▶ _Task details_
In the entries below, find the string "Select" and return each line holding it.

▶ _Extracted data_

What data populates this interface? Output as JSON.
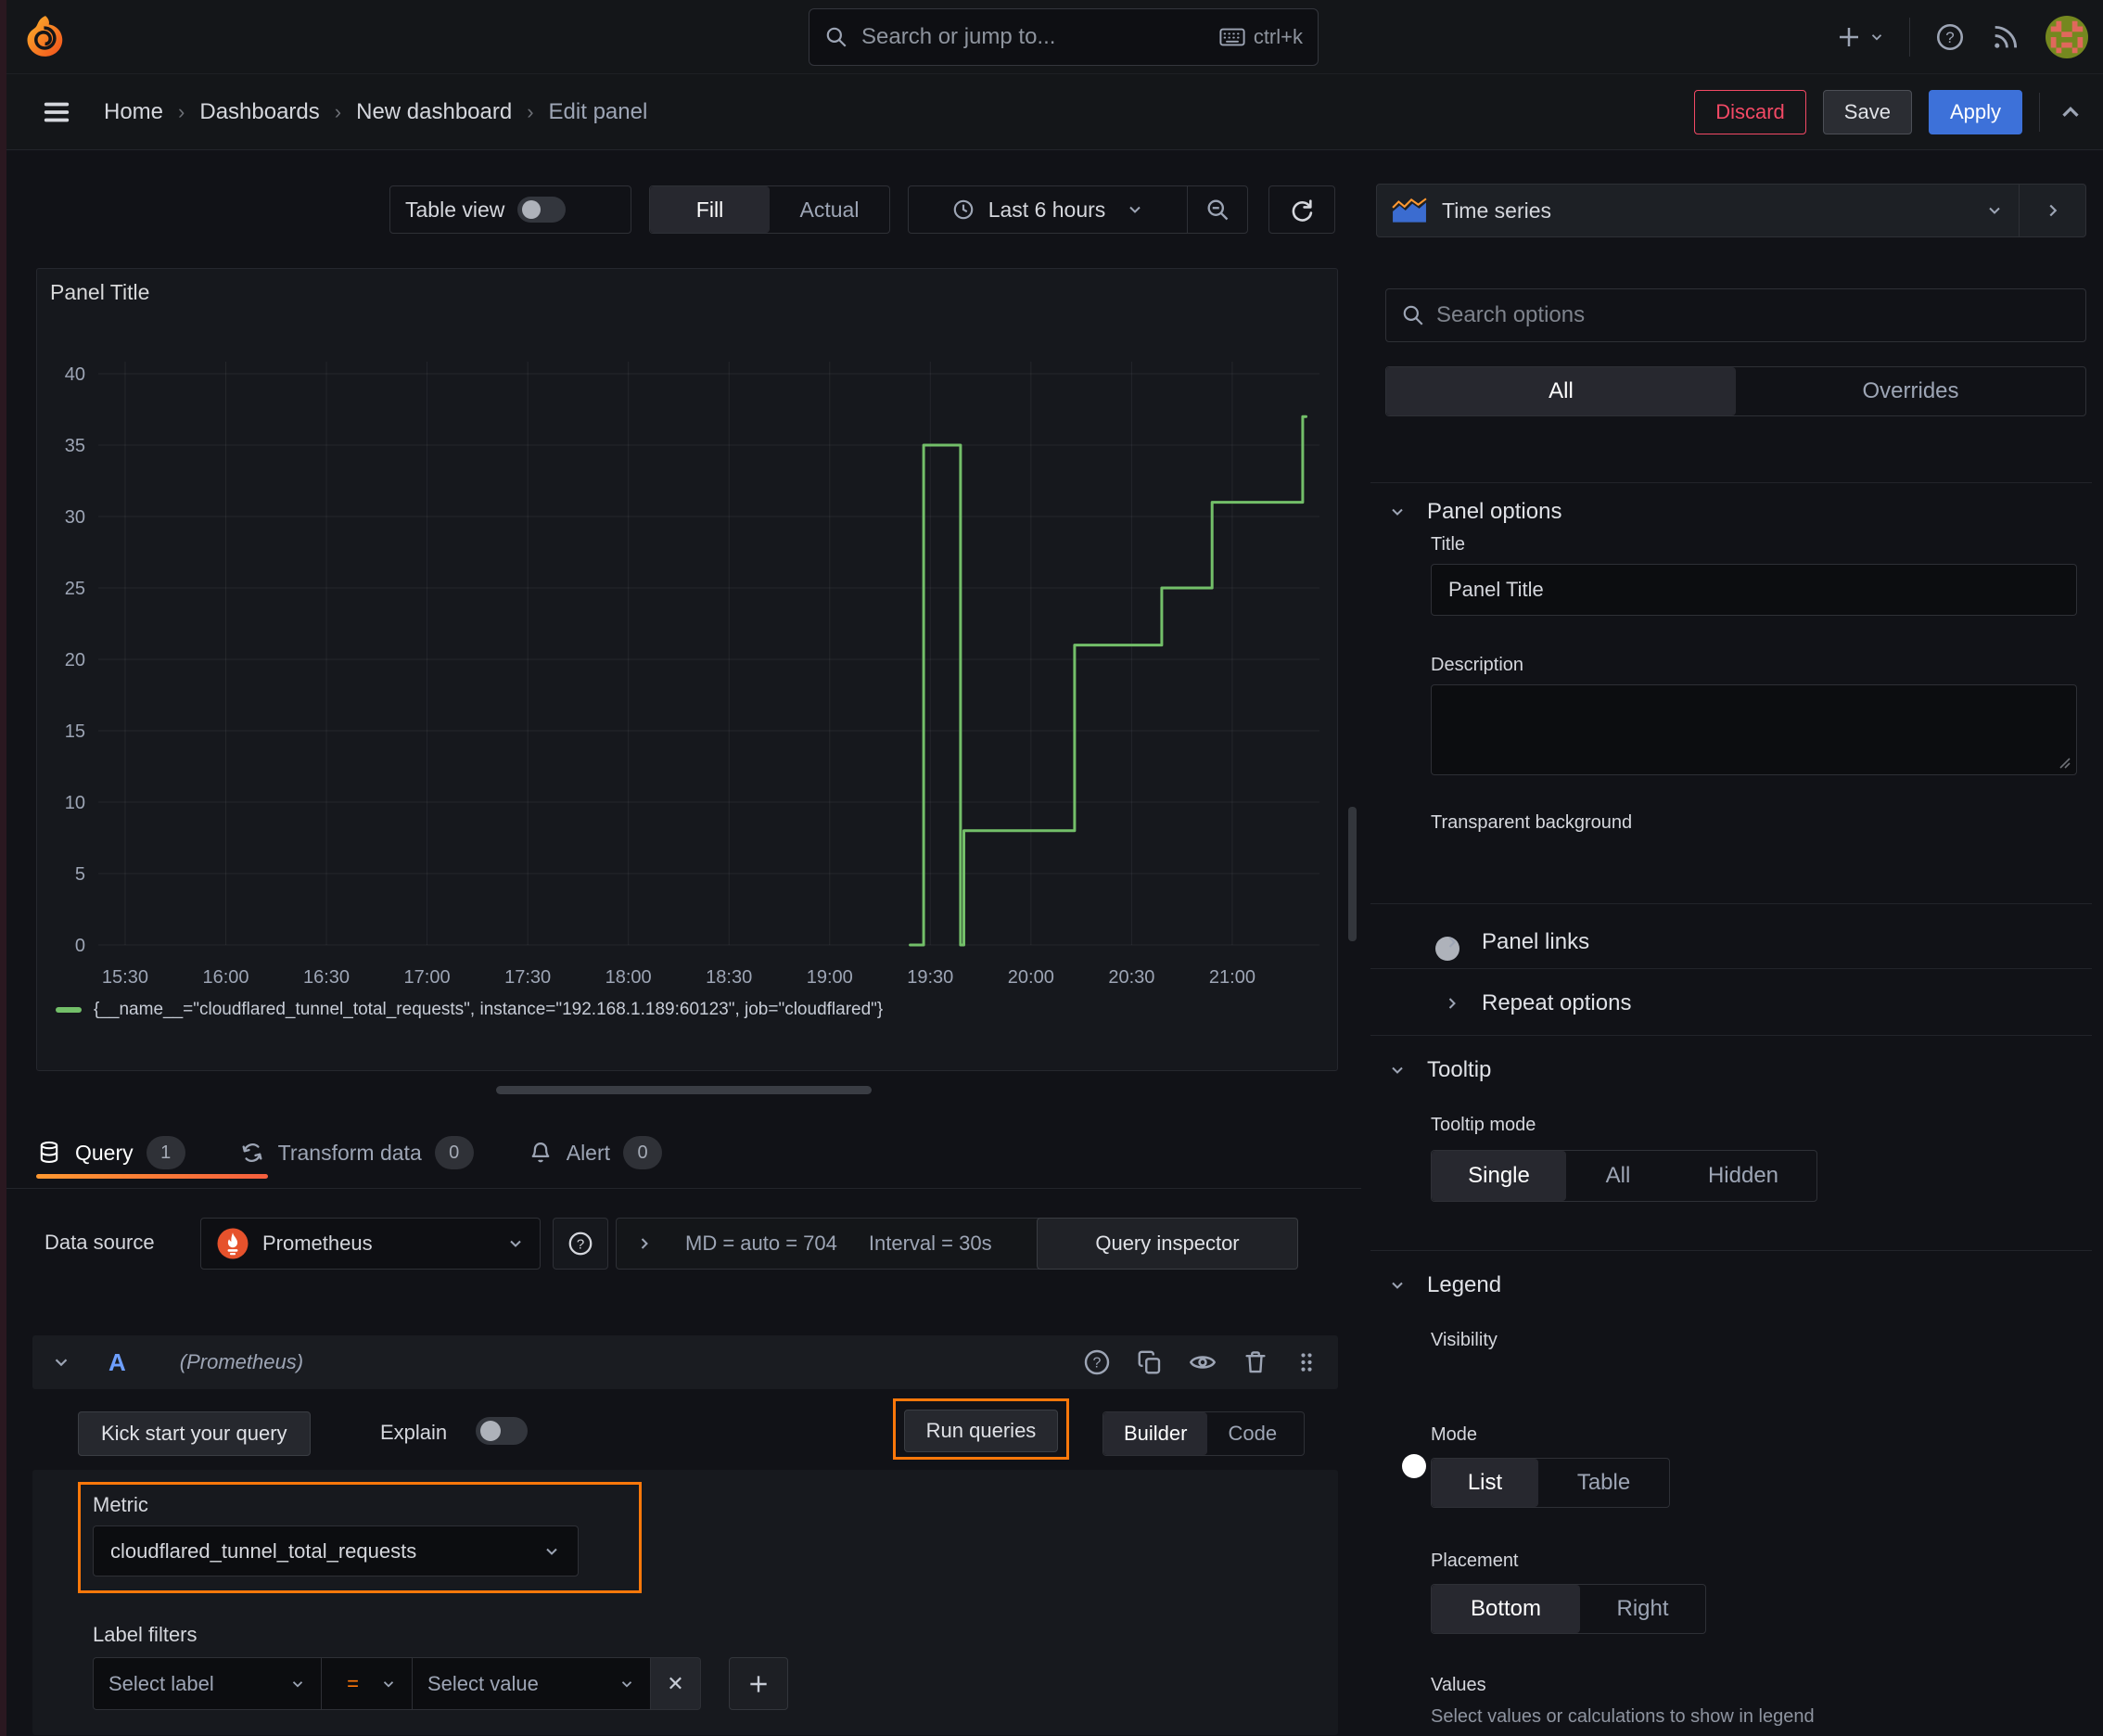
{
  "topnav": {
    "search_placeholder": "Search or jump to...",
    "search_shortcut": "ctrl+k"
  },
  "breadcrumb": {
    "items": [
      "Home",
      "Dashboards",
      "New dashboard",
      "Edit panel"
    ]
  },
  "actions": {
    "discard": "Discard",
    "save": "Save",
    "apply": "Apply"
  },
  "toolbar": {
    "table_view_label": "Table view",
    "fill": "Fill",
    "actual": "Actual",
    "time_range": "Last 6 hours"
  },
  "panel": {
    "title": "Panel Title",
    "legend_series": "{__name__=\"cloudflared_tunnel_total_requests\", instance=\"192.168.1.189:60123\", job=\"cloudflared\"}"
  },
  "chart_data": {
    "type": "line",
    "line_style": "step",
    "title": "Panel Title",
    "x_ticks": [
      "15:30",
      "16:00",
      "16:30",
      "17:00",
      "17:30",
      "18:00",
      "18:30",
      "19:00",
      "19:30",
      "20:00",
      "20:30",
      "21:00"
    ],
    "x_domain": [
      "15:22",
      "21:26"
    ],
    "ylim": [
      0,
      40
    ],
    "y_ticks": [
      0,
      5,
      10,
      15,
      20,
      25,
      30,
      35,
      40
    ],
    "grid": true,
    "legend_position": "bottom",
    "series": [
      {
        "name": "{__name__=\"cloudflared_tunnel_total_requests\", instance=\"192.168.1.189:60123\", job=\"cloudflared\"}",
        "color": "#73BF69",
        "points": [
          [
            "19:24",
            0
          ],
          [
            "19:28",
            0
          ],
          [
            "19:28",
            35
          ],
          [
            "19:39",
            35
          ],
          [
            "19:39",
            0
          ],
          [
            "19:40",
            0
          ],
          [
            "19:40",
            8
          ],
          [
            "20:13",
            8
          ],
          [
            "20:13",
            21
          ],
          [
            "20:39",
            21
          ],
          [
            "20:39",
            25
          ],
          [
            "20:54",
            25
          ],
          [
            "20:54",
            31
          ],
          [
            "21:21",
            31
          ],
          [
            "21:21",
            37
          ],
          [
            "21:22",
            37
          ]
        ]
      }
    ]
  },
  "tabs": {
    "query": {
      "label": "Query",
      "count": "1"
    },
    "transform": {
      "label": "Transform data",
      "count": "0"
    },
    "alert": {
      "label": "Alert",
      "count": "0"
    }
  },
  "datasource": {
    "label": "Data source",
    "name": "Prometheus",
    "md": "MD = auto = 704",
    "interval": "Interval = 30s",
    "query_inspector": "Query inspector"
  },
  "query_editor": {
    "ref_id": "A",
    "ds_hint": "(Prometheus)",
    "kick_start": "Kick start your query",
    "explain": "Explain",
    "run_queries": "Run queries",
    "builder": "Builder",
    "code": "Code",
    "metric_label": "Metric",
    "metric_value": "cloudflared_tunnel_total_requests",
    "label_filters": "Label filters",
    "select_label": "Select label",
    "equals": "=",
    "select_value": "Select value"
  },
  "sidebar": {
    "visualization": "Time series",
    "search_placeholder": "Search options",
    "tab_all": "All",
    "tab_overrides": "Overrides",
    "panel_options": {
      "title": "Panel options",
      "title_label": "Title",
      "title_value": "Panel Title",
      "description_label": "Description",
      "transparent_label": "Transparent background"
    },
    "panel_links": "Panel links",
    "repeat_options": "Repeat options",
    "tooltip": {
      "title": "Tooltip",
      "mode_label": "Tooltip mode",
      "options": [
        "Single",
        "All",
        "Hidden"
      ]
    },
    "legend": {
      "title": "Legend",
      "visibility_label": "Visibility",
      "mode_label": "Mode",
      "mode_options": [
        "List",
        "Table"
      ],
      "placement_label": "Placement",
      "placement_options": [
        "Bottom",
        "Right"
      ],
      "values_label": "Values",
      "values_desc": "Select values or calculations to show in legend"
    }
  },
  "colors": {
    "annotation_orange": "#FF780A",
    "series_green": "#73BF69",
    "primary_blue": "#3D71D9",
    "discard_red": "#F24965"
  }
}
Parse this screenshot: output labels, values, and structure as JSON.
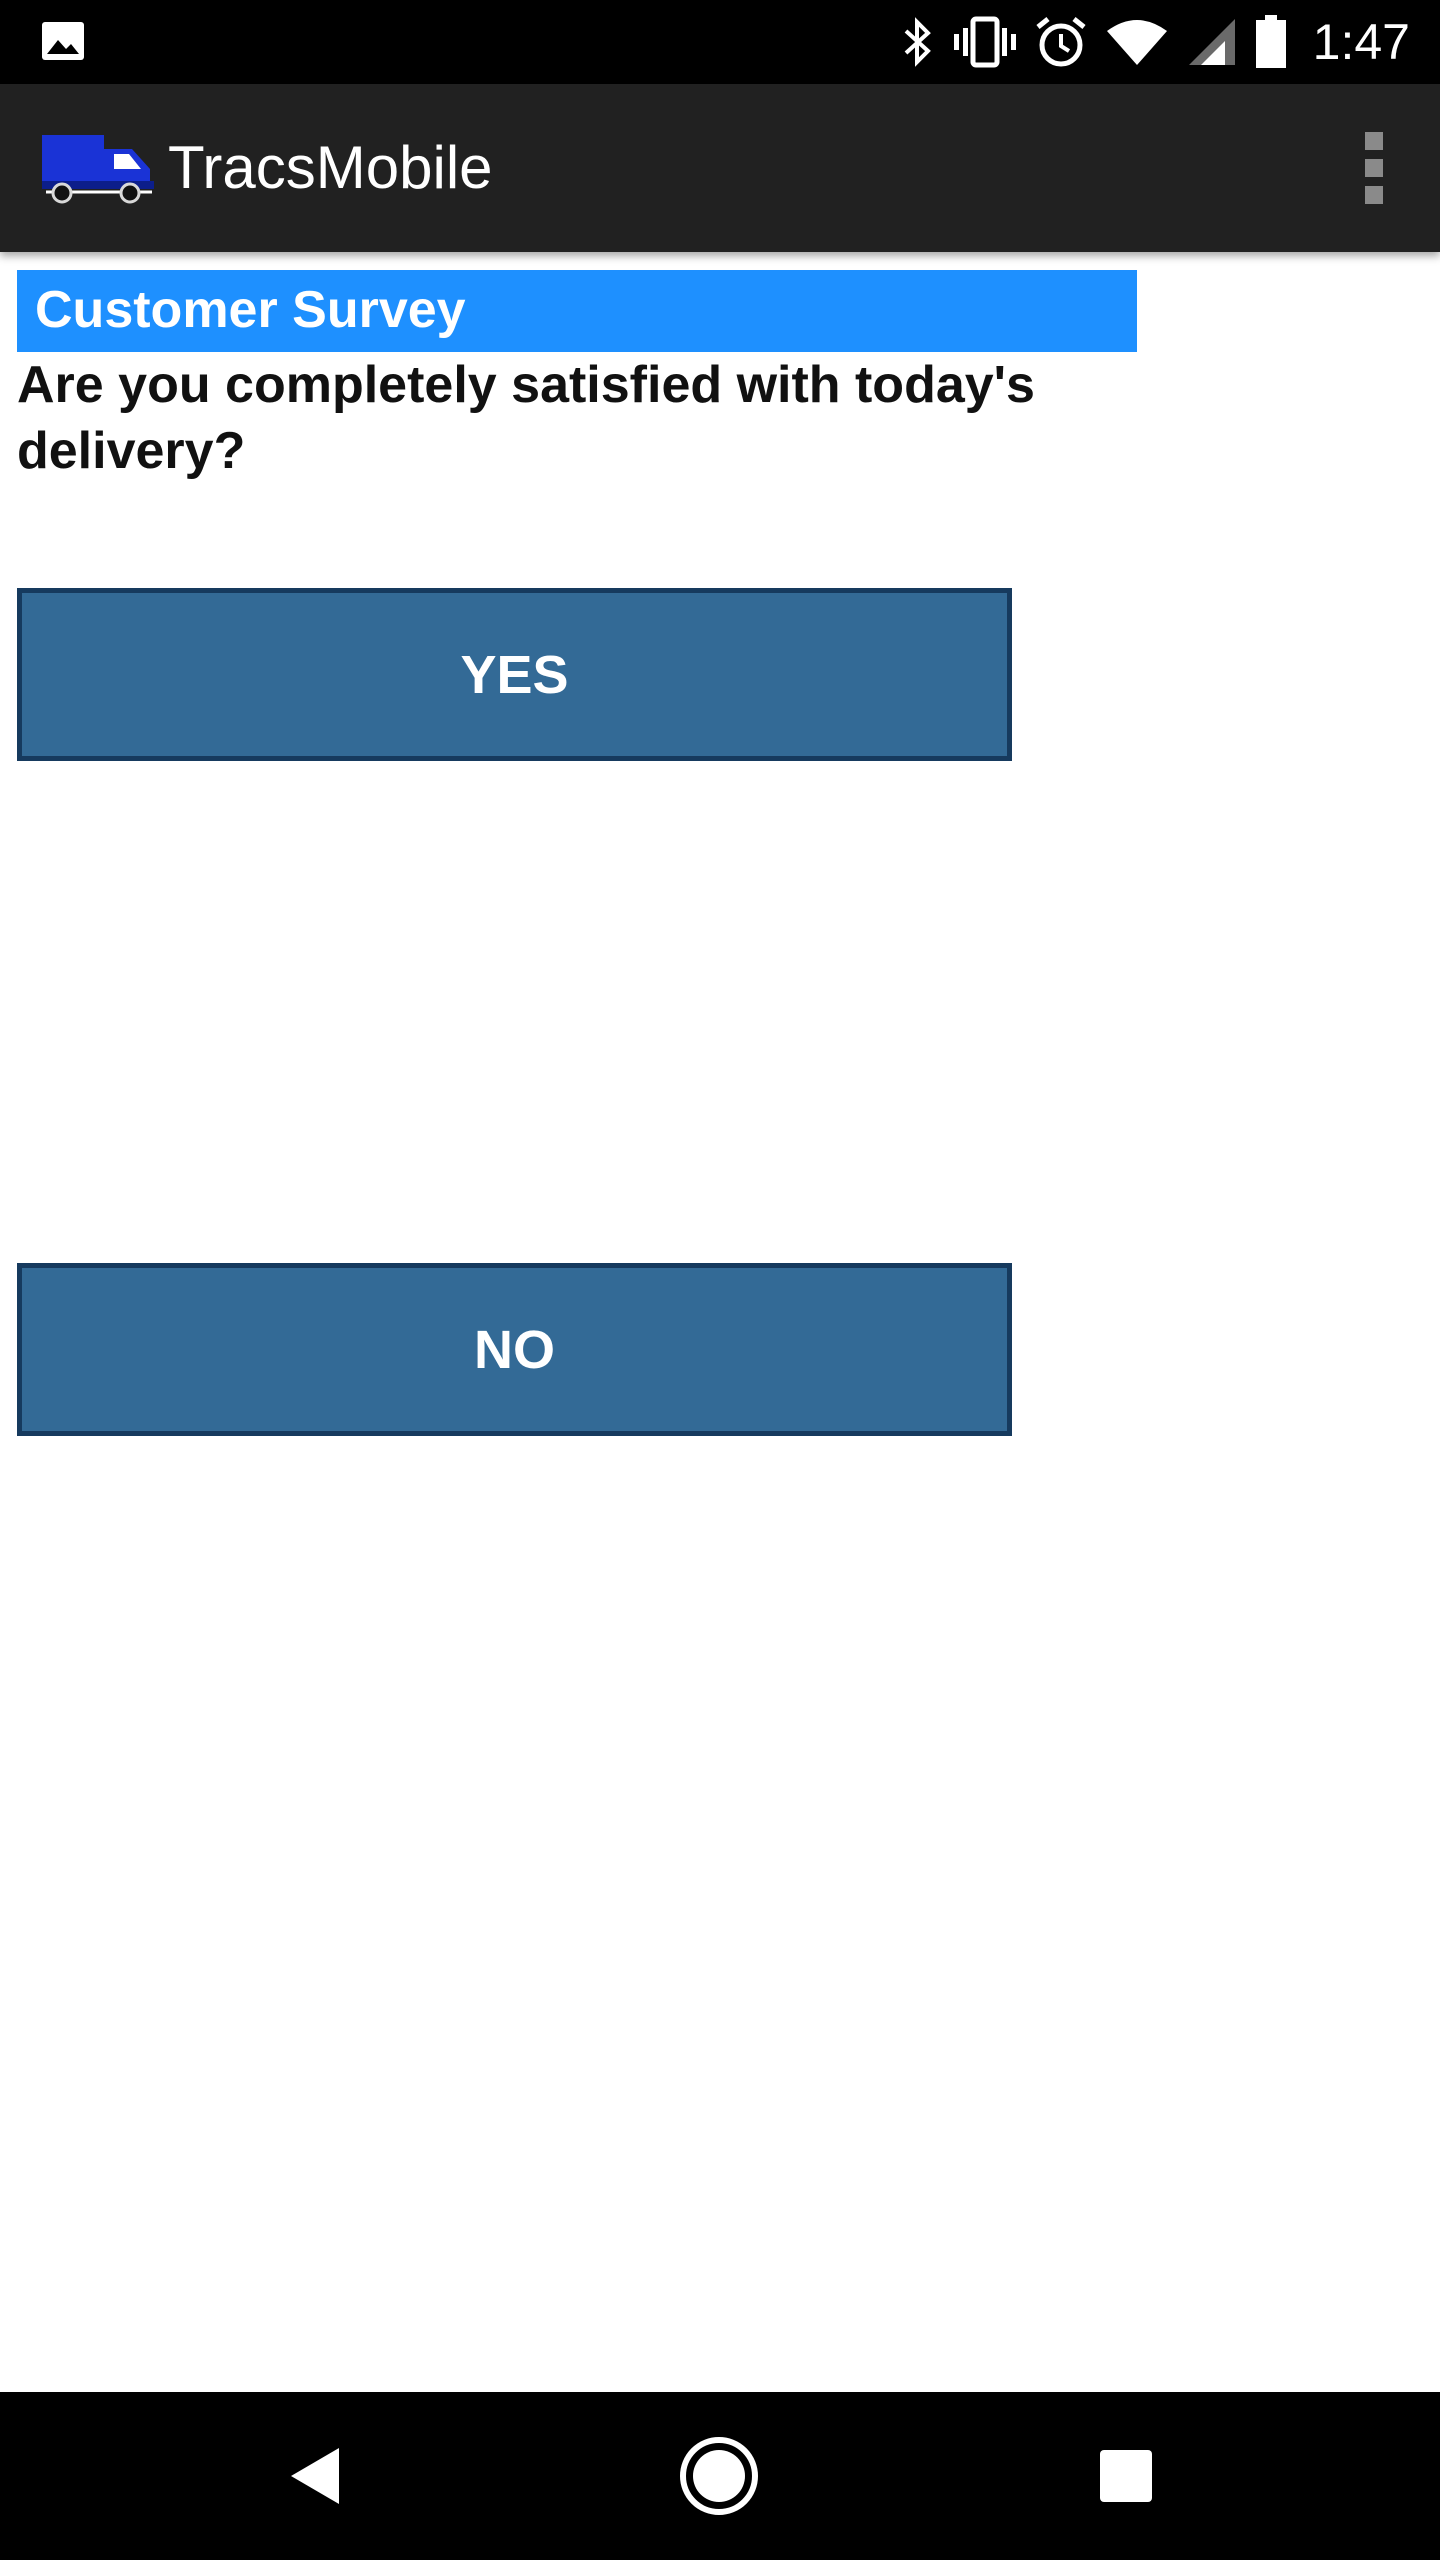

▶ _Output of the task_
    "select_label": "Select label",
    "select_value": "Select value"
      "values_desc": "Select values or calculations to show in legend"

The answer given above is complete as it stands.